When I was with Udenfriend, he told me many stories about his experiences with his mentors, and one of whom had developed the first radioactive isotope-dilution assay. We had a mass spectrometer in the Clinical Pharmacology Division, and it occurred to me that we could apply isotope-dilution technology to measure prostaglandin metabolites using stable isotopes instead of radioactive isotopes. We had already developed assays with stable isotopic methods for prostaglandin E2 itself in human urine, and showed that it is derived from the kidney. But, we wanted to learn about prostaglandin biosynthesis in the body as a whole, not just the kidney. So, that led me to a sabbatical in Sweden with Bengt Samuelsson to learn how to biosynthesize the stable isotopic metabolites that we used for mass spectrometric analysis. Once I came back from Stockholm, we utilized analysis of the major PGE2 metabolite to demonstrate excessive biosynthesis of PGE2 in patients with lung cancer for the first time.
JCI: Beyond your work on prostaglandins, you are also recognized for elucidating the concept of first-pass metabolism.
Oates: We had undertaken a study with Ciba Geigy. They had an antiarrhythmic drug, and we were interested in cardiovascular drugs. They were having some trouble in development because patients appeared to be getting different responses to the same dose. We agreed to investigate its metabolic fate and pharmacokinetics, if they would synthesize a radioactive tracer for us. We gave the drug both orally and intravenously to the same individuals. Pharmacokinetic analysis at that time was based on mammillary models where you have compartments, and arrows of rate constants going between them, but there was nothing in these models about what happened to the drug before it reached the systemic circulation. These studies demonstrated that, when you gave the drug by mouth, all of the drug was absorbed but the levels in plasma were a tiny fraction of what occurred when you give it intravenously. That was something that wasn’t built into the previous pharmacokinetic models and led us to the concept of “first-pass metabolism,” involving metabolism in the gut and in the liver before the drug reached the systemic circulation.
JCI: Did this lead to your discovery that there are vast interindividual differences in the way that humans process drugs?
Oates: First-pass metabolism amplifies those differences and our group came up with the general concept that if you have very high first-pass metabolism, you’re likely to have great interindividual variation in plasma levels, and that was the case with this antiarrhythmic drug.
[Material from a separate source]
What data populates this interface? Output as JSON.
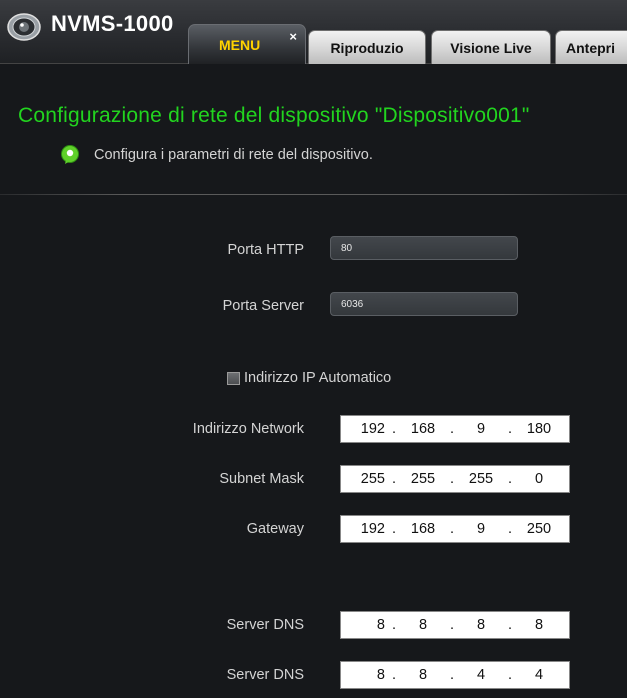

There were such wide differences in the plasma levels that were achieved that it was clear that you couldn’t use this drug with a low-therapeutic index for treating patients with arrhythmias.
JCI: Do you think you ever would have chosen a different vocation?
Oates: I don’t think so. Those of us who are involved in medicine and medical research are very fortunate.